In a Lonely Place
In 1840 the young Elizabeth Cady Stanton attended the World Anti-Slavery Convention in London with her new husband, abolitionist politician Henry Stanton. At least she tried to attend it. On her arrival at the convention site, the people in charge refused to seat her because she was a woman. All the women were required to withdraw to the periphery, where, Vivian Gornick writes in her new book on Stanton, The Solitude of Self, "they could see but not be seen, hear but not be heard." Most of the men, including her husband, went along with this arrangement, unwilling to complicate discussion of the all-important antislavery issue. Only a few, notably William Lloyd Garrison, refused to participate on terms that excluded women. Stanton recalled later that it was on this day that she realized for the first time that "in the eyes of the world I was not as I was in my own eyes, I was only a woman."
So began the career of one of America's greatest radicals. Perhaps, however, it really began much earlier. When Stanton, around age 12, heard of a local woman who had suffered outrageous but legally sanctioned injustice at the hands of her dead husband's son, she grabbed a knife and cut the offending passage out of the law book on her father's desk. Her father told her that she could work to change the law but that, in Gornick's words, defacing the book was "not only forbidden...it was also useless." She reflects that at this point it was "already too late: an educated, upright, law-and-order household had spawned a daughter who was going to cut the laws out of the books with a knife."
Gornick loves Stanton's uncompromising radicalism, her inextinguishable and rather joyous sense of outrage. In this woman who raised seven children during the day and wrote at night, her prolific output fueled by an abiding passion for justice, Gornick finds the archetype for the feminist movement she knew in the 1970s, with its creative energy, its excitement at having identified the problem to be solved: "That is a moment of joy, when a sufficiently large number of people are galvanized by a social explanation of how their lives have taken shape and are gathered together in the same place at the same time, meeting again and again in restaurants, lecture halls, and apartments for the pleasure of elaborating the insight and repeating the analysis. It is the joy of revolutionary politics, and it was ours." Stanton, Gornick argues, is the model for this revolutionary feminism, because she was the one who always refused to scale back her just demands out of political expediency, who remained faithful to the radical vision of full equality.

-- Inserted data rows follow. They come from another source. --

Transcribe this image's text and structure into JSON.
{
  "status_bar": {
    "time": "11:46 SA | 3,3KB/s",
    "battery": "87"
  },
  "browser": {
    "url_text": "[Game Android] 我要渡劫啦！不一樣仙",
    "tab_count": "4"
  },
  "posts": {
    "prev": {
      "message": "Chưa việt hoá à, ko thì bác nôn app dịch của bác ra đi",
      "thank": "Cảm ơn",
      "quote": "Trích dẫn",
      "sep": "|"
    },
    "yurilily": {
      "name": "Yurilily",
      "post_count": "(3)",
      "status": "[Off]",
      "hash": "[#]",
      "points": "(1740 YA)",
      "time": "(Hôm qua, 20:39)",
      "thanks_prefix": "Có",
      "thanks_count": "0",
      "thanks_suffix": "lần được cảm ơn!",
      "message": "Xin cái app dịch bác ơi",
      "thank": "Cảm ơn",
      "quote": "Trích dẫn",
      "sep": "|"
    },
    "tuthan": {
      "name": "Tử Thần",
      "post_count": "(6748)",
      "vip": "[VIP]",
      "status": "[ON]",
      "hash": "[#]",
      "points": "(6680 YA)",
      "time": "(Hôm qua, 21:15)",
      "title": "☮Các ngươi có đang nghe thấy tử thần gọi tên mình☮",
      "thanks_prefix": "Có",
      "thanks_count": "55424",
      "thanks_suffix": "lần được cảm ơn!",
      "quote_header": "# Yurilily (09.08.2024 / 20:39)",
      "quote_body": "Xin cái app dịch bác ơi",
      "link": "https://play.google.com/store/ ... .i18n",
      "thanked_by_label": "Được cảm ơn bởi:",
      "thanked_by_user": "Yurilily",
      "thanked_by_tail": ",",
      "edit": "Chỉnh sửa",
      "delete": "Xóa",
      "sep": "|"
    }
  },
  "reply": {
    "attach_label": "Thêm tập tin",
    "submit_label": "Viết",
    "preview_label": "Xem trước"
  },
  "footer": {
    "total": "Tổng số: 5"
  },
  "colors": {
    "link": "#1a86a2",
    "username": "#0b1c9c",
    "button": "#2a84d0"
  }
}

Stanton's revolutionary life was not entirely happy. Although she and her husband initially shared political passions, they gradually grew apart, and the whole abolitionist movement, with its insistence that slavery had to be the sole focus of attention, came to seem to her deeply compromised. Stanton's radical demand for equality for both blacks and women lost her, moreover, the friendship of many feminist women, who were willing to postpone the suffrage fight to be on good terms with powerful men and to preserve solidarity with the abolitionist cause. (Stanton's occasional racist remarks denigrating the intelligence of some black men arose, Gornick suggests somewhat unconvincingly, from intense frustration at finding women's equally just demands neglected, time and again.) Nonetheless, Stanton loved her life and her enduring friendships, and she loved her struggle. In 1878, after recalling the exhausting efforts she and other feminists had expended in the cause, she then says, "And all our theme is as fresh and absorbing as it was the day we started.... In this struggle for justice we have deepened and broadened our own lives, and extended the horizon of our vision."
Gornick's account of Stanton's life is exhilarating and deftly written. She follows Stanton from her rebellious childhood through the early days of her engagement with abolitionism to that moment of conversion in London when she realizes that women aren't respected, even in the abolitionist movement. From there, the road leads to the famous meeting at Seneca Falls in 1848, when Stanton boldly showed her radical colors, demanding suffrage for women. The next fifty-four years (she died in 1902) were filled with passionate speech-making and activism, as Stanton traveled tirelessly around the country on the lecture circuit with her friend Susan B. Anthony. In one seven-month period, for example, they lectured 148 times in 140 towns in ten states. Gornick vividly conveys the combination of constructive anger and ceaseless activity that marked Stanton's relationship to the world around her, and she makes her refusal to surrender her radical demands seem deeply right. Gornick makes a good case that Stanton is indeed the key precursor to the feminist movement of the late twentieth century, which refused to compromise while at the same time maintaining a hopeful attitude to the potential of law as a force for social reform.